The 10 episodes of this Polish miniseries were allegedly inspired by the 10 commandments, though I've never seen a compelling attempt to match Kieslowski's individual stories to Yahweh's individual instructions.
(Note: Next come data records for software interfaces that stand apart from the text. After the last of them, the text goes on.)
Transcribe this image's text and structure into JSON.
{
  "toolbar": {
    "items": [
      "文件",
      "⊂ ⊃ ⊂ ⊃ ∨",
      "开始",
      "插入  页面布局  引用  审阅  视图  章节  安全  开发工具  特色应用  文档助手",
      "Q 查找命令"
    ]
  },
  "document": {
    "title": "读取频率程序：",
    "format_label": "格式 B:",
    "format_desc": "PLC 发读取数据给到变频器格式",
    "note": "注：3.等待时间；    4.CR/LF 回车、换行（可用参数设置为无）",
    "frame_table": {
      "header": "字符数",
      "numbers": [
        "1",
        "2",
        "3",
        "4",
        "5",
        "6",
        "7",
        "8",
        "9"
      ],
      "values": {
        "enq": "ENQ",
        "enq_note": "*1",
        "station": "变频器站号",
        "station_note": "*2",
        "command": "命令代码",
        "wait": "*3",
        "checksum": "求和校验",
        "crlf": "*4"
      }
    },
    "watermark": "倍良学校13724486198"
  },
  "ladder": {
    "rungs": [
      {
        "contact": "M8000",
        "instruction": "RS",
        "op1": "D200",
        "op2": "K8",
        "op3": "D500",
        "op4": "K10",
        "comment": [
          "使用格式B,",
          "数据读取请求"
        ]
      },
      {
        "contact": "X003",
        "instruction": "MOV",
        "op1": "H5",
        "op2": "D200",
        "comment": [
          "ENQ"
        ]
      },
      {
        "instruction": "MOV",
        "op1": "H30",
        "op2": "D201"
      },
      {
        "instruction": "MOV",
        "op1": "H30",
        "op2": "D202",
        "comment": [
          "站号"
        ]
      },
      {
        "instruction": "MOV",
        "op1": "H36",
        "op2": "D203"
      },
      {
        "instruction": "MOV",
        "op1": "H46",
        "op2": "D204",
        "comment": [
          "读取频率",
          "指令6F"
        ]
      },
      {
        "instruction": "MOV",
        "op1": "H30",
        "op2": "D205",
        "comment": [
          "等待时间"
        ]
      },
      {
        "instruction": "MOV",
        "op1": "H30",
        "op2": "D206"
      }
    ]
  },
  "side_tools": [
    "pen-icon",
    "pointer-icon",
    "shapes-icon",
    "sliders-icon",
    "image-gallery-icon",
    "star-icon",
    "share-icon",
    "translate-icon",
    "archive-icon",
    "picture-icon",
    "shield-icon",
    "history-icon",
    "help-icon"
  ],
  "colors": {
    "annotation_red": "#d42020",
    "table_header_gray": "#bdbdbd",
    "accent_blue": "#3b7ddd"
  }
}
At any rate, you shouldn't get hung up on the concept; take each entry on its own terms, and you'll see some of the most morally nuanced storytelling ever made for the screen.
2. A Fish Called Wanda Directed by Charles Crichton Written by John Cleese, from a story by Crichton and Cleese
Ealing meets Python.
3. Apartment Zero Directed by Martin Donovan Written by Donovan and David Koepp
"If that's a mask, either take it off now or leave it on forever."
4. Thelonious Monk: Straight, No Chaser Directed by Charlotte Zwerin
Genius wrapped up in madness.
5. Paperhouse Directed by Bernard Rose Written by Matthew Jacobs, from a novel by Catherine Storr
Rose's early horror/fantasy movies are so much richer than his later, self-consciously arthouse-oriented Oscar bait.
6. My Neighbor Totoro Written and directed by Hayao Miyazaki
My daughter likes it, too.
7. The Adventures of Baron Munchausen Directed by Terry Gilliam Written by Gilliam and Charles McKeown, from a novel by Rudolph Erich Raspe
"Have him executed at once. This sort of behavior is demoralizing for the ordinary soldiers and citizens who are trying to lead normal, simple, unexceptional lives."
8. The Naked Gun Directed by David Zucker Written by Zucker, Jerry Zucker, Jim Abrahams, and Pat Proft
In addition to featuring O.J. Simpson's finest performance outside a courtroom, this is the best baseball movie ever made.
9. Cane Toads: An Unnatural History Directed by Mark Lewis
Frogtown goes to hell.
10. The Thin Blue Line Directed by Errol Morris
It's on this list because it's an artful piece of filmmaking and an accomplished piece of journalism, not because it can credibly claim to have gotten an innocent man freed from prison. But that's a nice bonus.
11. Women on the Verge of a Nervous Breakdown (Pedro Almodovar) 12. The Vanishing (George Sluizer) 13. Alice (Jan Svankmajer) 14. Miracle Mile (Steve De Jarnatt) 15. The Unbearable Lightness of Being (Philip Kaufman) 16. Running on Empty (Sidney Lumet) 17. Virile Games (Jan Svankmajer) 18. Walker (Alex Cox) 19. Who Framed Roger Rabbit? (Robert Zemeckis) 20. Tanner '88 (Robert Altman)